Nominated by Marvin Ramos
By Sydney Gold
Q: What did it feel like when you became a father?
A: I was nervous and excited. I recorded a video for each of them [at their births] to capture the moment, the raw feeling and emotions that I had. My youngest, Aysis, has her video downloaded to her tablet, so hopefully she’ll have it forever. That video will say it all. With children, there are so many emotions because you’re bringing this amazing new life into the world. But with experience you know the world can be so beautiful and so ugly at the same time. So it’s a culmination of a lot of raw nerve, you know: excitement, fear, love, joy and worry.
Q: What was your relationship like with your father?
A: It was strange. My mother was a single mother for the most part. My father lived in the same city as me but only spent limited time with me. His co-parenting was hit-or-miss. When I think of co-parenting, I think of the full scale of things. You’re involved in the school activities. You’re involved in the medical history. My father didn’t even know who my doctor was. You know, I know who my kid’s doctors are. I have a relationship with their doctor, their therapists, their schools, their extracurricular activities — everything. They know me. And I try to put effort in and actually be involved … unfortunately now my schedule doesn’t permit that as much as I’d like.
Q: How did that relationship impact your approach to fatherhood?
A: My approach is that I did not want to be like that. It pushed me. Fatherhood, it comes two ways: There’s either the choice that a man makes that he says, “I didn’t have a dad and I turned out OK,” and they go with that, or they say, “I didn’t have the father that I wanted, so I’m going to be the father I wanted for my children.” And that was the approach I’ve taken. I’ve wavered in my ways. I’ve fallen into some of the traps of yelling and being stubborn and not listening and thinking that I know everything in the moment. Often parents make that mistake, you’re dealing with a new human being, with a new personality, and no matter how much they are like you in certain ways, they’re that much not like you in other ways. You have to give them the autonomy to be who they are. And often it’s hard to do. That’s easier said than done, and I try not to be a hypocrite.
Q: As a father, is there anything that you do that would surprise people?
A: I speak very candidly with my children. I don’t mince words, and I don’t use cute names for things. I’m very open and honest with my children about finances, more so than some parents. I really break down bills and the payment of bills. A lot of parents I’ve met don’t do that. They question that or they think that it’s unnecessary stress on children, and I don’t think so. It just makes them aware. I’m not asking them to help pay the bill. I just make them aware. With speaking candidly, I refer to male and female genitalia as the proper names. From day one, I don’t make a cute nickname for it. I do explain to my children that people do have different verbiage for these things. That’s another thing that, I notice, stands apart from other parents.

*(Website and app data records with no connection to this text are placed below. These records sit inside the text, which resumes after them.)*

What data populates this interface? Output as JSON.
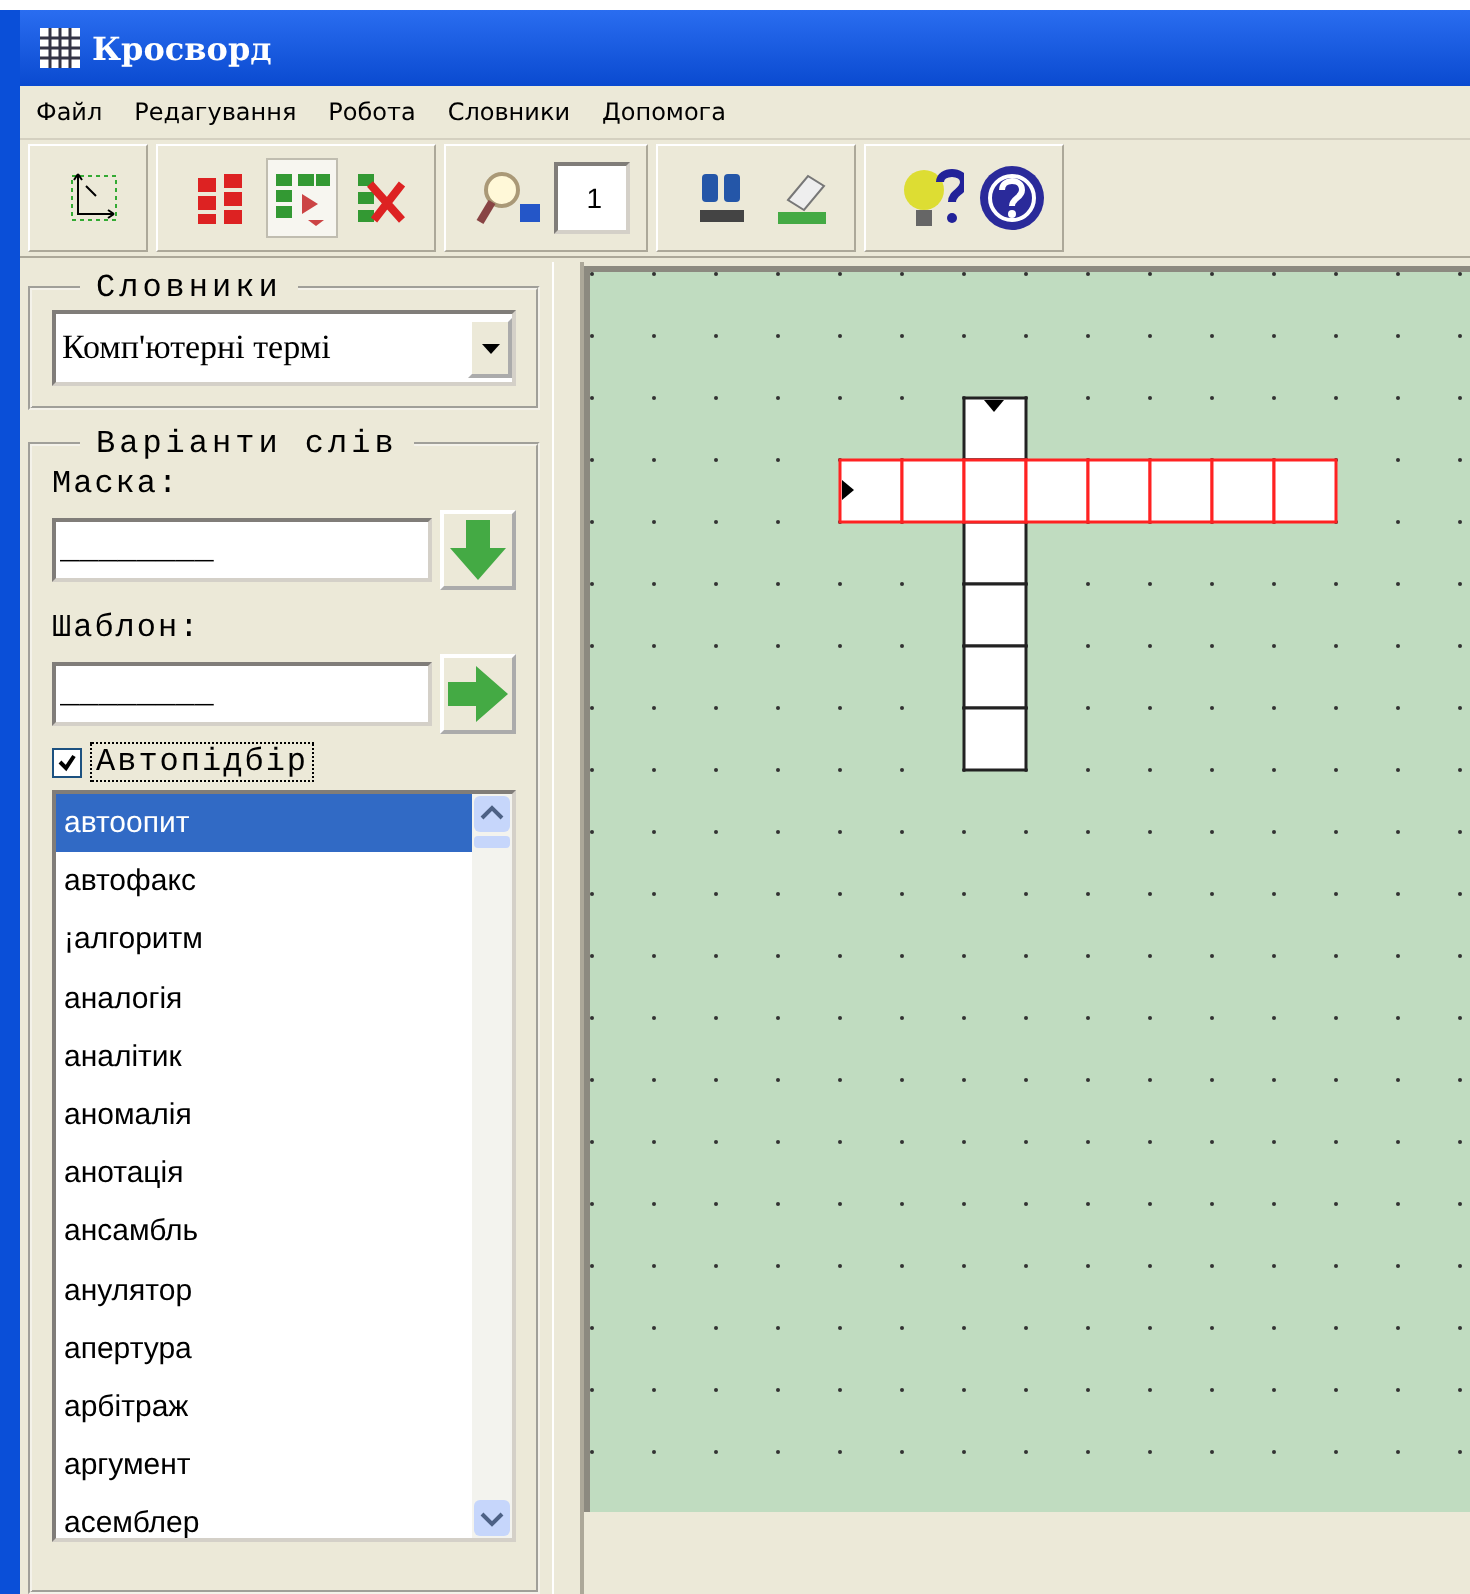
{
  "window": {
    "title": "Кросворд"
  },
  "menu": [
    {
      "label": "Файл"
    },
    {
      "label": "Редагування"
    },
    {
      "label": "Робота"
    },
    {
      "label": "Словники"
    },
    {
      "label": "Допомога"
    }
  ],
  "toolbar": [
    {
      "kind": "axes",
      "pressed": false
    },
    {
      "kind": "separator"
    },
    {
      "kind": "blocks",
      "pressed": false
    },
    {
      "kind": "blocks-down",
      "pressed": true
    },
    {
      "kind": "blocks-delete",
      "pressed": false
    },
    {
      "kind": "separator"
    },
    {
      "kind": "magnifier",
      "pressed": false
    },
    {
      "kind": "number",
      "value": "1"
    },
    {
      "kind": "separator"
    },
    {
      "kind": "binoculars",
      "pressed": false
    },
    {
      "kind": "eraser",
      "pressed": false
    },
    {
      "kind": "separator"
    },
    {
      "kind": "hint",
      "pressed": false
    },
    {
      "kind": "help",
      "pressed": false
    }
  ],
  "dictionaries": {
    "title": "Словники",
    "value": "Комп'ютерні термі"
  },
  "variants": {
    "title": "Варіанти слів",
    "mask_label": "Маска:",
    "mask_value": "________",
    "template_label": "Шаблон:",
    "template_value": "________",
    "auto_label": "Автопідбір",
    "auto_checked": true
  },
  "words": [
    {
      "label": "автоопит",
      "selected": true
    },
    {
      "label": "автофакс",
      "selected": false
    },
    {
      "label": "¡алгоритм",
      "selected": false
    },
    {
      "label": "аналогія",
      "selected": false
    },
    {
      "label": "аналітик",
      "selected": false
    },
    {
      "label": "аномалія",
      "selected": false
    },
    {
      "label": "анотація",
      "selected": false
    },
    {
      "label": "ансамбль",
      "selected": false
    },
    {
      "label": "анулятор",
      "selected": false
    },
    {
      "label": "апертура",
      "selected": false
    },
    {
      "label": "арбітраж",
      "selected": false
    },
    {
      "label": "аргумент",
      "selected": false
    },
    {
      "label": "асемблер",
      "selected": false
    }
  ],
  "crossword": {
    "entries": [
      {
        "selected": true
      },
      {
        "selected": false
      }
    ]
  }
}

Q: What is your opinion about commonly held stereotypes about Black fathers?
A: Today you have to ask what the structure of the Black father’s role is, because a lot of Black fathers I know don’t live in the same city as their children. So when you’re a non-custodial parent — clearly I’ve been to court, we use terminologies like that — it changes your ability to parent and co-parent. I think that that’s a misconception. And then there are a lot of more successful fathers out there than people know. I’m going to be honest, there are some of my friends and guys I’ve gone to school with, and I know there’s no perfect relationship, but I envy their relationship with their wives and their children and the system that they have. There are a lot of fathers out there that are functioning really well. I think that the spotlight doesn’t hit them enough. They get swept under the rug. But I think that there’s a misconception that Black fathers are more absent than they really are.

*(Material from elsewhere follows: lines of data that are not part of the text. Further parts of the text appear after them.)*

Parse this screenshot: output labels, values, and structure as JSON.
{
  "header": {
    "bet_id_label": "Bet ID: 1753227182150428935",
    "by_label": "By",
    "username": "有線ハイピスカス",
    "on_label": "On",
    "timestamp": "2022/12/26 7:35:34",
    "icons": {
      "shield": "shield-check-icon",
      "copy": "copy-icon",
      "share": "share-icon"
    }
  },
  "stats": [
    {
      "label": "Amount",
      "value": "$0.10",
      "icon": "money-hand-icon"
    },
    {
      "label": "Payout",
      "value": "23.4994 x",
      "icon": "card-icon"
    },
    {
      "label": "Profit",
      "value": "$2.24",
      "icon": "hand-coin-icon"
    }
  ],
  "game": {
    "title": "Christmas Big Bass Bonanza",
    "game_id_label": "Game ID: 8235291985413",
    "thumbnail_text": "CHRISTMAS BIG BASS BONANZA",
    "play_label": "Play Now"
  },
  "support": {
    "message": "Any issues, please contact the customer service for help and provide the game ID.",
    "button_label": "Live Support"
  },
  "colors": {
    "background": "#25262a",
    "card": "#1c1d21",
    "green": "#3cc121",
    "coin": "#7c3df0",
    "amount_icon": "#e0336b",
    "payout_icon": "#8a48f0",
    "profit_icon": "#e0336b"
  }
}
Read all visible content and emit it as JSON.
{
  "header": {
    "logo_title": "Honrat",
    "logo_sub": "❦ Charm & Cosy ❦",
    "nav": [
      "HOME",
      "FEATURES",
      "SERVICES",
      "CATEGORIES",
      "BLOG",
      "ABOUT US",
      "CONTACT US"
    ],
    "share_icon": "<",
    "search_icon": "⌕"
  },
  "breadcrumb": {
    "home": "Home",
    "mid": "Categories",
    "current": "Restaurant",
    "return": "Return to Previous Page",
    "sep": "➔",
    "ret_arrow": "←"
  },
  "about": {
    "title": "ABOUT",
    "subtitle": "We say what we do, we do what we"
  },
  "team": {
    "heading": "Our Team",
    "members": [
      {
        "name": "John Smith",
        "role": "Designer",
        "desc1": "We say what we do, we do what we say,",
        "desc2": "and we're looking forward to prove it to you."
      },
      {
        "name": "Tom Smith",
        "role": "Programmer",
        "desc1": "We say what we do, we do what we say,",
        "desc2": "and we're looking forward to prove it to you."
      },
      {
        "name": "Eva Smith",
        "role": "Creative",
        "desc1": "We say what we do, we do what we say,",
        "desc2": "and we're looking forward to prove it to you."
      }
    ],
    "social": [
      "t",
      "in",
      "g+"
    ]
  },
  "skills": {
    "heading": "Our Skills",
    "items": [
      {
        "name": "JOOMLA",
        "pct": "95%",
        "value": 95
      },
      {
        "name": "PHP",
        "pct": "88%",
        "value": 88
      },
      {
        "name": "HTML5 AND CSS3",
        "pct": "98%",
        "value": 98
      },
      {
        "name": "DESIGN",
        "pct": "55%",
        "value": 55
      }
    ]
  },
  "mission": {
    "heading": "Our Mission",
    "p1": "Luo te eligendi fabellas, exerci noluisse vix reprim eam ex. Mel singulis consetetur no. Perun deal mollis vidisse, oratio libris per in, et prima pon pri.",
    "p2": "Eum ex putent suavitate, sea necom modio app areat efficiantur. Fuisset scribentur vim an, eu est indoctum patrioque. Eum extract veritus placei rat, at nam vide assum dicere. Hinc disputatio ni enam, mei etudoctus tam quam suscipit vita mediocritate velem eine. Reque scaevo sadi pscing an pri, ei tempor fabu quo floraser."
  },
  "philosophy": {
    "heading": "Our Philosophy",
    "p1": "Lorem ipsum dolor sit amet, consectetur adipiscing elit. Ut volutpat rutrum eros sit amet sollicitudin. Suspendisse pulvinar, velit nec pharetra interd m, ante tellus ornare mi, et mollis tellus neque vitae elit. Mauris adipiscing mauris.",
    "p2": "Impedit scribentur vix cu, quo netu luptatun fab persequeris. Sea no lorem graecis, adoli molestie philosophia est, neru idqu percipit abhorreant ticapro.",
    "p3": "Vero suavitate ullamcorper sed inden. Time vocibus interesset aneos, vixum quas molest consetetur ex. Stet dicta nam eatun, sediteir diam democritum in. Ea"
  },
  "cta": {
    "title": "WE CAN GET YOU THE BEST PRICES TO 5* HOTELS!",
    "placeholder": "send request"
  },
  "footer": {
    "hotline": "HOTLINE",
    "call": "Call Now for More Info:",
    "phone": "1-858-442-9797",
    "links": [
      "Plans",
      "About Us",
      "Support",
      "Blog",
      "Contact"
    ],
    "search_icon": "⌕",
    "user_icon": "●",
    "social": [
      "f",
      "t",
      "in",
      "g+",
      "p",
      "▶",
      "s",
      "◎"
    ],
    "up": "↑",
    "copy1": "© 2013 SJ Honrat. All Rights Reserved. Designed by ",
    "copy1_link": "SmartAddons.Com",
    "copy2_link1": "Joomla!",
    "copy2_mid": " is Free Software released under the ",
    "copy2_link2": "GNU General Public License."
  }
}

Q: Any advice for first-time dads?
A: First, I start with telling my children that I will not lie to them, and that means any lies. So don’t lie to your children. Give them honest information because that’s how they can trust you and trust your word. Don’t focus so much on what you didn’t have or what you wanted to have as a father and instead focus on fathering the child for who they are. Grow with the child and you’ll father them as they need. Some children need more hugs than others. Some children need more discipline than others. But you only learn that as you grow with a child. I think that we have these idealizations that we start off with and it becomes this blueprint for what we’re going to do. If a child doesn’t fit that, we try to make them conform to it, to our own personal standards. And that’s what I’m struggling with now, working on that, because now I have teenagers. The amazing teenager!
Q: Final thoughts?

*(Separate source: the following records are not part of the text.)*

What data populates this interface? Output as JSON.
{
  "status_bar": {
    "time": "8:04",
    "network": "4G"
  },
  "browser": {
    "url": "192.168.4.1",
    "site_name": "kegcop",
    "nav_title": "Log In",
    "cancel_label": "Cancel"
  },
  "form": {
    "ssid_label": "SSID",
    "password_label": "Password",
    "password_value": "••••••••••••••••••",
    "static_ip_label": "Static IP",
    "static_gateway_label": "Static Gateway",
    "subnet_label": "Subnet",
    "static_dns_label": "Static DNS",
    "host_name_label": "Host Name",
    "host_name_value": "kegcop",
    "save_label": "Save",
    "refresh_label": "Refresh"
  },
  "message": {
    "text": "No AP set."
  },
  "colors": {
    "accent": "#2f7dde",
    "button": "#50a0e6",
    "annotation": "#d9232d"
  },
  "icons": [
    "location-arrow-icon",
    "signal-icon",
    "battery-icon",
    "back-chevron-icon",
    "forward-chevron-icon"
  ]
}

A: I have expressed my frustrations with being a parent too many times. I do love being a father. I love my children, and I wish that we both understood each other better. I think that there’s a misunderstanding between children and parents that you just don’t get past in one day or one year because children will always see you as this person that is fun sometimes but really doesn’t want them to do whatever they want to do. I’m trying to work on that. I want them to understand that I’m trying to be cautious for their own benefit. Myself, I felt misunderstood by my own parents. I felt like they just wanted to restrict my freedom. And that wasn’t the case. Now that I look back, I think: “Wow, they were trying to protect me.”